## DATA RECORDS:
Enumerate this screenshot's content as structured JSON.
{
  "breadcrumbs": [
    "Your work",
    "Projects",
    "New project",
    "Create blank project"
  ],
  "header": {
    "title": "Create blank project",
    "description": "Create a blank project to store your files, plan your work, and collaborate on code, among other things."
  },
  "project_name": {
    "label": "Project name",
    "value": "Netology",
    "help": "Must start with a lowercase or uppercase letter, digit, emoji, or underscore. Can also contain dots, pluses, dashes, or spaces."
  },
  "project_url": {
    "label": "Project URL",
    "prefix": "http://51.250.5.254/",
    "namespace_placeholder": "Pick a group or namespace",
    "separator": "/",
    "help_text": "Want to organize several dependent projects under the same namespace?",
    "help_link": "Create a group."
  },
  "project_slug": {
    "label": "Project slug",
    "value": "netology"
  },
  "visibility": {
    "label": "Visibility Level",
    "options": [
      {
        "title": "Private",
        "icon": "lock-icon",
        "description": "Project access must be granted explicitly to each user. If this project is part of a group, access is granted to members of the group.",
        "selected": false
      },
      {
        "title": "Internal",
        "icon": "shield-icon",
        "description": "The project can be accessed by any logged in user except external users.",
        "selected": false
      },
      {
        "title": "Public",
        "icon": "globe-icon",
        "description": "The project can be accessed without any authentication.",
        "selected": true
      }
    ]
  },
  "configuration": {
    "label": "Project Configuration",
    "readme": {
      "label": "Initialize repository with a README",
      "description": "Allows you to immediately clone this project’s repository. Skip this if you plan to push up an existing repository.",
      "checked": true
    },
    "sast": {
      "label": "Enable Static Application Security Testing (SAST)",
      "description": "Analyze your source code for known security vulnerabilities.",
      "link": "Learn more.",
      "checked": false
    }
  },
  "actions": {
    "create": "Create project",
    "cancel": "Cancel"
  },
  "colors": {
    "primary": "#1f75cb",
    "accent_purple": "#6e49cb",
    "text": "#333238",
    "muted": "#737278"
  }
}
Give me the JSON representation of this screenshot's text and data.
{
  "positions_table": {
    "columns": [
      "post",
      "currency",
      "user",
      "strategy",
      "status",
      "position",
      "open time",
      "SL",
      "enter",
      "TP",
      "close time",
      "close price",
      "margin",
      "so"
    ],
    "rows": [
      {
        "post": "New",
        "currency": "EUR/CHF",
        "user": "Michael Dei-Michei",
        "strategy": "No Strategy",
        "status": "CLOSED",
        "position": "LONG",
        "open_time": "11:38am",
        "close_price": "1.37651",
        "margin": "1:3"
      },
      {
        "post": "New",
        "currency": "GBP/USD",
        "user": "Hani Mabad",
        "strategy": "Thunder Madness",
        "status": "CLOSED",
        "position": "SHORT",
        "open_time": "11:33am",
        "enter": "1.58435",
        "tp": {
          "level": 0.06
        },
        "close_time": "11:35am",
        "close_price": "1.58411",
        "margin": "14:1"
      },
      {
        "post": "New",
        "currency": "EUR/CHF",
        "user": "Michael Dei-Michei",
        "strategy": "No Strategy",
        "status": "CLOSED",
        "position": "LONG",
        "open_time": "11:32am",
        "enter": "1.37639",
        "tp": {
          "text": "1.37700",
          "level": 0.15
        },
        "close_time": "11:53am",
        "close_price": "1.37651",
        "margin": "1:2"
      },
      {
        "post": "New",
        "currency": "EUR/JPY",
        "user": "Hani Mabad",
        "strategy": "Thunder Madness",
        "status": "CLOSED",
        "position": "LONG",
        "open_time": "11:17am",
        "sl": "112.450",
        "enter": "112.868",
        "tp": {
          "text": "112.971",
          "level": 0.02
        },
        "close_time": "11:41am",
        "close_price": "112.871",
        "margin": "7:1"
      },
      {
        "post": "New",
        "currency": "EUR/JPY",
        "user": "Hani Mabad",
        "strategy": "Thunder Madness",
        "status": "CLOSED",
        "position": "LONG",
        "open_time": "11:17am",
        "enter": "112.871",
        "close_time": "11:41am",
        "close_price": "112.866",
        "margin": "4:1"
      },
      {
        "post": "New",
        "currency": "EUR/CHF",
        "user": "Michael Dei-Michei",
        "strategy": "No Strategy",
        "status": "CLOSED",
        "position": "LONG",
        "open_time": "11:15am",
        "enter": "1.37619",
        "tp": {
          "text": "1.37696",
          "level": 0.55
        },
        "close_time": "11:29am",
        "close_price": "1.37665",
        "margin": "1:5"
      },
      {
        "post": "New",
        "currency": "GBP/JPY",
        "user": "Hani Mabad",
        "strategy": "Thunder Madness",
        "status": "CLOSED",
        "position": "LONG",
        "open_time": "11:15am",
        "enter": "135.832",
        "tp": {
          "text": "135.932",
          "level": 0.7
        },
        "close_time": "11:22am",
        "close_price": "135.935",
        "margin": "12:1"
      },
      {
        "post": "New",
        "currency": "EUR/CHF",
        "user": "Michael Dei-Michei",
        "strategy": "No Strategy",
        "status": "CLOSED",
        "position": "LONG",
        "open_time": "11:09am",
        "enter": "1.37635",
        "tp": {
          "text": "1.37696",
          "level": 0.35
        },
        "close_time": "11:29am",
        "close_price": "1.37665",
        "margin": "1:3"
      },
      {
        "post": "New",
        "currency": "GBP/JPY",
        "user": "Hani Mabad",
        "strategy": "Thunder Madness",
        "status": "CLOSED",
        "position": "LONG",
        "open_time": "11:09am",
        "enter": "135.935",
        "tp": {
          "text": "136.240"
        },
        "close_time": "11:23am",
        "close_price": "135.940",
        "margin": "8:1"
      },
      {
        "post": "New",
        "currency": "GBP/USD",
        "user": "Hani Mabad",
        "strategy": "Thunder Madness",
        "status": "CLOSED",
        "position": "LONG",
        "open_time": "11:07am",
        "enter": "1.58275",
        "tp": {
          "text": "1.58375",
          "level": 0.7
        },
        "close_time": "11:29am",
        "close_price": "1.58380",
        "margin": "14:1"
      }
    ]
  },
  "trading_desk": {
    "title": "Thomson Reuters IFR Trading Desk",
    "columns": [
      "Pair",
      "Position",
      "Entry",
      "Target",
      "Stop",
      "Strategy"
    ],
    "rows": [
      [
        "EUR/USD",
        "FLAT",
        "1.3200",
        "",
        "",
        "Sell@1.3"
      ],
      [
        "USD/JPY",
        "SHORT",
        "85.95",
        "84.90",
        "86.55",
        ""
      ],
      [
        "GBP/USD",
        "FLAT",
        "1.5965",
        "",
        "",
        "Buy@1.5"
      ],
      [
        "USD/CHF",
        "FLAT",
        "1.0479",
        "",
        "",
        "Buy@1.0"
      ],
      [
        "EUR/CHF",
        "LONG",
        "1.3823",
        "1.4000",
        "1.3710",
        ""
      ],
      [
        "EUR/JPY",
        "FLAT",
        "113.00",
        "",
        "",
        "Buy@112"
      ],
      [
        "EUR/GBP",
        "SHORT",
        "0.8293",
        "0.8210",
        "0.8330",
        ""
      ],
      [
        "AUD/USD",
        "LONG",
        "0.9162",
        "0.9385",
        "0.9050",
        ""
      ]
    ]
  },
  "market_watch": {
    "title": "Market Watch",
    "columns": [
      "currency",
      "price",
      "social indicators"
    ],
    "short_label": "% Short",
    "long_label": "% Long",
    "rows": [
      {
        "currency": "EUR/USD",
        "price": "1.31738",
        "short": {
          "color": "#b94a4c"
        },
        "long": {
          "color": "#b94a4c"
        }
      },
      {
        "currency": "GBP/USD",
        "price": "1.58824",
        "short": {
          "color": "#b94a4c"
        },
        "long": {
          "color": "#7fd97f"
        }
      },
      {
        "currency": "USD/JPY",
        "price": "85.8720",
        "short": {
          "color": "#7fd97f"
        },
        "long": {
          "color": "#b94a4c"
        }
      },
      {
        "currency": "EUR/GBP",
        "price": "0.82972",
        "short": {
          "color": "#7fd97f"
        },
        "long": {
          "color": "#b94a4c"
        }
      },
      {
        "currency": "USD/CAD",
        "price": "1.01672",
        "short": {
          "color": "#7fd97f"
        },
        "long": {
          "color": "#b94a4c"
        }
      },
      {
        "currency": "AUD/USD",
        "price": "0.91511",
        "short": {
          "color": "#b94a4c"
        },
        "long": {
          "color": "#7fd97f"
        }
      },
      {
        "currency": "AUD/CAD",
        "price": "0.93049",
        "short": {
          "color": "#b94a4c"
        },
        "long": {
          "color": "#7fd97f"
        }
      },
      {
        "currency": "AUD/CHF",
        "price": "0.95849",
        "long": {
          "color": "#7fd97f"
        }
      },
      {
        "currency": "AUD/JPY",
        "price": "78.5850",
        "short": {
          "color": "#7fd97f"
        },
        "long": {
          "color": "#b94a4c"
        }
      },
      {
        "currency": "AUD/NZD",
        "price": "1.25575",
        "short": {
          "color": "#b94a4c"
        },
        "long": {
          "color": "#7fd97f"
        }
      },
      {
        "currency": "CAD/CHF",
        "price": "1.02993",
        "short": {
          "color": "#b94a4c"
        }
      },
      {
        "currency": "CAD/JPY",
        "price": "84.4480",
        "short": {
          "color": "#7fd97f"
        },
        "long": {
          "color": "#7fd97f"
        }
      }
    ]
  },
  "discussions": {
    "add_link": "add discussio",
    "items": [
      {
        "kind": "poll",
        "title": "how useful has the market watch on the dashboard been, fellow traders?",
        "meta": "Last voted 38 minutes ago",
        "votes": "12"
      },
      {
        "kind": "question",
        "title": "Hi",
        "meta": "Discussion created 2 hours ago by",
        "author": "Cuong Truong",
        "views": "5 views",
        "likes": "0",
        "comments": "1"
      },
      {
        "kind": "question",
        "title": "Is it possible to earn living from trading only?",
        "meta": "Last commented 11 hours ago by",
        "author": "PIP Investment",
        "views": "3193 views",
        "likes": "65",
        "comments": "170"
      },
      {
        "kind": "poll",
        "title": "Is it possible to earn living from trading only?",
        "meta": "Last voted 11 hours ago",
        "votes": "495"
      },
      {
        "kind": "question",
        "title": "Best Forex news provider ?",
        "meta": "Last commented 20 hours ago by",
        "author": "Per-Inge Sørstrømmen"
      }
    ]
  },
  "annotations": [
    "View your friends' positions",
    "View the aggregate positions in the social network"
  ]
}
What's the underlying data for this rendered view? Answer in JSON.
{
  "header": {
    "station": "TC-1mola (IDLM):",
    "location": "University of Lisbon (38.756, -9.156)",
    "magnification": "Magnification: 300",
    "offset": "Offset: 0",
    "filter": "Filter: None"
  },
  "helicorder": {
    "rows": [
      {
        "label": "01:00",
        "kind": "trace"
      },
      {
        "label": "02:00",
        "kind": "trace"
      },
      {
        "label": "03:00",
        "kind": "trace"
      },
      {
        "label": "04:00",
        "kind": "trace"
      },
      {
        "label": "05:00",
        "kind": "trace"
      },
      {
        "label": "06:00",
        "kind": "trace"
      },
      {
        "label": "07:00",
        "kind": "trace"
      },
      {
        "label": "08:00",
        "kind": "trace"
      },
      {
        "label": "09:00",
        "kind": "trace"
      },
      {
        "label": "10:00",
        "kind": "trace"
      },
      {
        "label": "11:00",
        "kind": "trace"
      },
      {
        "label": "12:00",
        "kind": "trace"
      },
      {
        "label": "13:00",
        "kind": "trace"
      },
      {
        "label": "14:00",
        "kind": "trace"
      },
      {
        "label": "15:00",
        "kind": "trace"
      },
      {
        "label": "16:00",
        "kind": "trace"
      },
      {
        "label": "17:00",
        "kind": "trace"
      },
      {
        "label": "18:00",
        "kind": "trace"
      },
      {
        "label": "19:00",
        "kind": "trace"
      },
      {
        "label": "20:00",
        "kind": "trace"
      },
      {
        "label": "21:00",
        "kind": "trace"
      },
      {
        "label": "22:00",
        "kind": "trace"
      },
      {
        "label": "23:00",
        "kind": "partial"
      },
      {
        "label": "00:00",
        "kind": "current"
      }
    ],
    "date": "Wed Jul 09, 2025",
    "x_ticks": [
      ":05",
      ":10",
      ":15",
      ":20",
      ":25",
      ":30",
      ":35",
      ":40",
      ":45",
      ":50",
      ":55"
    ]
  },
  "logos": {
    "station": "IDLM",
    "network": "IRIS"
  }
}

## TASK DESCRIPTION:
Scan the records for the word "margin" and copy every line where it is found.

## PROBLEM SOLUTION:
      "margin",
        "margin": "1:3"
        "margin": "14:1"
        "margin": "1:2"
        "margin": "7:1"
        "margin": "4:1"
        "margin": "1:5"
        "margin": "12:1"
        "margin": "1:3"
        "margin": "8:1"
        "margin": "14:1"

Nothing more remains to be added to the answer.